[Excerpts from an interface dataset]
----------------
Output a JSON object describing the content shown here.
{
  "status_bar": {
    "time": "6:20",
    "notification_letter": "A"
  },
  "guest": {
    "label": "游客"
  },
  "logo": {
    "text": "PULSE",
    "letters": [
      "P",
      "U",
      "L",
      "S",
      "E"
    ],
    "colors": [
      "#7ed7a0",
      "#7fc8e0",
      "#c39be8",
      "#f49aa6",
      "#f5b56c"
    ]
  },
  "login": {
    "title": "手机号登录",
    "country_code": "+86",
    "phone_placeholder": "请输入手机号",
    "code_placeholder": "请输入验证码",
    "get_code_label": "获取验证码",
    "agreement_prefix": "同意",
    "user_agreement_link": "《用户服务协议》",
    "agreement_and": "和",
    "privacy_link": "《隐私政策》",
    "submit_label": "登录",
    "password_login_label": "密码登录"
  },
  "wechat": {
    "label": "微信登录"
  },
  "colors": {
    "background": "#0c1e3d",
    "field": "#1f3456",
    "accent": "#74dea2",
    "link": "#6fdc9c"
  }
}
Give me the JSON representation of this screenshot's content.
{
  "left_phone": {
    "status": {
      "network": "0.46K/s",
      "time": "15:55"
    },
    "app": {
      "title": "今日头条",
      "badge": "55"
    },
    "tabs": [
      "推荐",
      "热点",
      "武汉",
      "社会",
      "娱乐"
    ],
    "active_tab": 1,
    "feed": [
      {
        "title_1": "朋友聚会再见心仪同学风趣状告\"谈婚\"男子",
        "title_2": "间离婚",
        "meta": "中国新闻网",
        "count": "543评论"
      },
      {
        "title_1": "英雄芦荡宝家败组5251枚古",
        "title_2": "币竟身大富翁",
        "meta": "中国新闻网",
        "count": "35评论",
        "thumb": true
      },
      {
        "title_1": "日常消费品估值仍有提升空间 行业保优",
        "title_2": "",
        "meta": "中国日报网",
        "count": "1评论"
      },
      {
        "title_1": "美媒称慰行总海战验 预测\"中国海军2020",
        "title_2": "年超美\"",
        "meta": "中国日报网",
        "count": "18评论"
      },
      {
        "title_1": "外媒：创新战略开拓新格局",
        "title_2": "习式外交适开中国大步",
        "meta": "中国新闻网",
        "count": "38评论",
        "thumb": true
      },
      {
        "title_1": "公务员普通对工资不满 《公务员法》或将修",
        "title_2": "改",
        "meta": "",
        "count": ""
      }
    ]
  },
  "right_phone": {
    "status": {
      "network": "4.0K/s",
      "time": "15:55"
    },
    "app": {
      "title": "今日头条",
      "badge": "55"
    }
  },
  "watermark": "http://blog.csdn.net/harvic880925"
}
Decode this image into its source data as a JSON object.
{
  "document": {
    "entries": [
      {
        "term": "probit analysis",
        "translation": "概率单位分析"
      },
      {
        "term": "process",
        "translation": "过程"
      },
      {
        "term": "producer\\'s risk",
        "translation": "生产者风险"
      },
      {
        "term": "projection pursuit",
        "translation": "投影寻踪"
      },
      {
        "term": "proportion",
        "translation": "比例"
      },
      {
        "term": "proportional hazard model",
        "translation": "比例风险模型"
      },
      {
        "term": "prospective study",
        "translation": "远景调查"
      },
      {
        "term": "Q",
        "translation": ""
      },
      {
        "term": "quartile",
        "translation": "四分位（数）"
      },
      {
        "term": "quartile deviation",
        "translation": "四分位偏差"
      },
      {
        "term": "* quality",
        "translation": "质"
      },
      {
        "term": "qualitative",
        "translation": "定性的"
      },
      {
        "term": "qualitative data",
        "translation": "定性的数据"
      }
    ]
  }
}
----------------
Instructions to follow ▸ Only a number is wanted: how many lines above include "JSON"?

Result for this exercise ▸ 3